Pros And Cons Of Nerve Blocks For Long-Term Back Pain Relief

If you've been struggling with back pain for a long while and are not interested in surgery, then you will definitely want to explore your non-surgical back pain treatment options. Long-term, relying on pain relief medications alone is not usually a good idea. A nerve block is a treatment for ongoing back pain that should help you reduce your reliance on pain relievers, if not stop taking them altogether. However, a nerve block is not perfect for every back pain patient. Here are some pros and cons to consider as you decide whether to undergo this procedure.

Pro: A nerve block is given under local anesthetic.
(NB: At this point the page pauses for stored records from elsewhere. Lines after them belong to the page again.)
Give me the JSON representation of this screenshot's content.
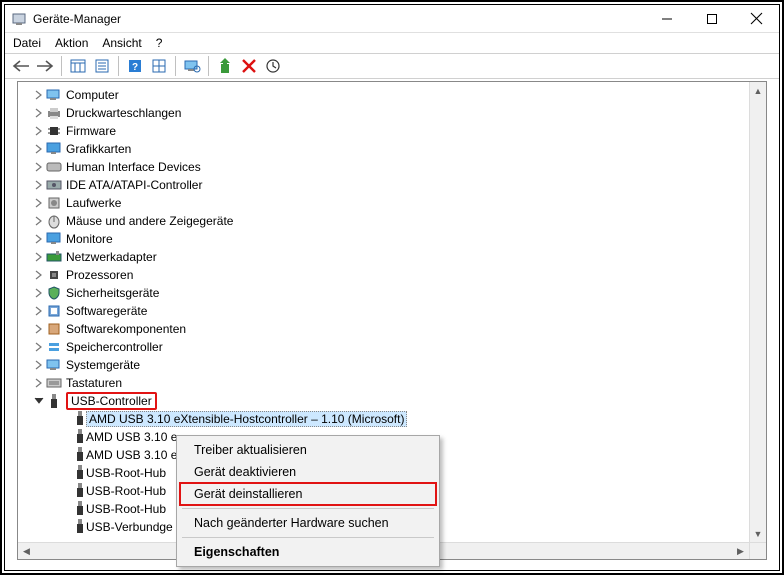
{
  "window": {
    "title": "Geräte-Manager"
  },
  "menu": {
    "file": "Datei",
    "action": "Aktion",
    "view": "Ansicht",
    "help": "?"
  },
  "tree": {
    "items": [
      {
        "label": "Computer"
      },
      {
        "label": "Druckwarteschlangen"
      },
      {
        "label": "Firmware"
      },
      {
        "label": "Grafikkarten"
      },
      {
        "label": "Human Interface Devices"
      },
      {
        "label": "IDE ATA/ATAPI-Controller"
      },
      {
        "label": "Laufwerke"
      },
      {
        "label": "Mäuse und andere Zeigegeräte"
      },
      {
        "label": "Monitore"
      },
      {
        "label": "Netzwerkadapter"
      },
      {
        "label": "Prozessoren"
      },
      {
        "label": "Sicherheitsgeräte"
      },
      {
        "label": "Softwaregeräte"
      },
      {
        "label": "Softwarekomponenten"
      },
      {
        "label": "Speichercontroller"
      },
      {
        "label": "Systemgeräte"
      },
      {
        "label": "Tastaturen"
      }
    ],
    "usb": {
      "label": "USB-Controller",
      "children": [
        {
          "label": "AMD USB 3.10 eXtensible-Hostcontroller – 1.10 (Microsoft)",
          "selected": true
        },
        {
          "label": "AMD USB 3.10 e"
        },
        {
          "label": "AMD USB 3.10 e"
        },
        {
          "label": "USB-Root-Hub"
        },
        {
          "label": "USB-Root-Hub"
        },
        {
          "label": "USB-Root-Hub"
        },
        {
          "label": "USB-Verbundge"
        }
      ]
    }
  },
  "context_menu": {
    "update": "Treiber aktualisieren",
    "disable": "Gerät deaktivieren",
    "uninstall": "Gerät deinstallieren",
    "scan": "Nach geänderter Hardware suchen",
    "properties": "Eigenschaften"
  }
}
You don't need to be put under general anesthesia for a nerve block, which means you don't have to worry about fasting before the procedure. You also do not need to worry about not waking up, or about the side effects of general anesthesia. Your doctor will simply inject a local anesthetic to numb the area, and then they will inject the nerve block medication into the nerves most closely associated with your back pain. The injection will be either in or right next to your spine.

Con: There is a risk of nerve damage.

While side effects of nerve blocks are not common, some people do experience nerve damage as a result of this treatment. If your doctor injects too close to the nerve, damage can result, and this can lead to tingling or permanent loss of sensation in some areas.

Pro: The treatment lasts a while.

There are several types of nerve blocks, but the type used to manage back pain tends to last a few weeks to a few months. Every patient is a little different; you'll have to find out for yourself exactly how long the shots will last. Either way, this is a long-lasting treatment and not something that you need to take every day. 

Con: You may need to take a fluorescent solution.

Often, a doctor will use a fluoroscope ultrasound to guide them as they insert the needle into your back. This means you'll have to drink a fluorescent solution prior to the test, which most people don't find pleasant.

Consider these pros and cons, and talk to your doctor about a nerve block as an option for managing your back pain. This option works well for a lot of people with back pain due to herniated discs, spinal compression, and old fractures. 

Contact a local back pain management facility to learn more.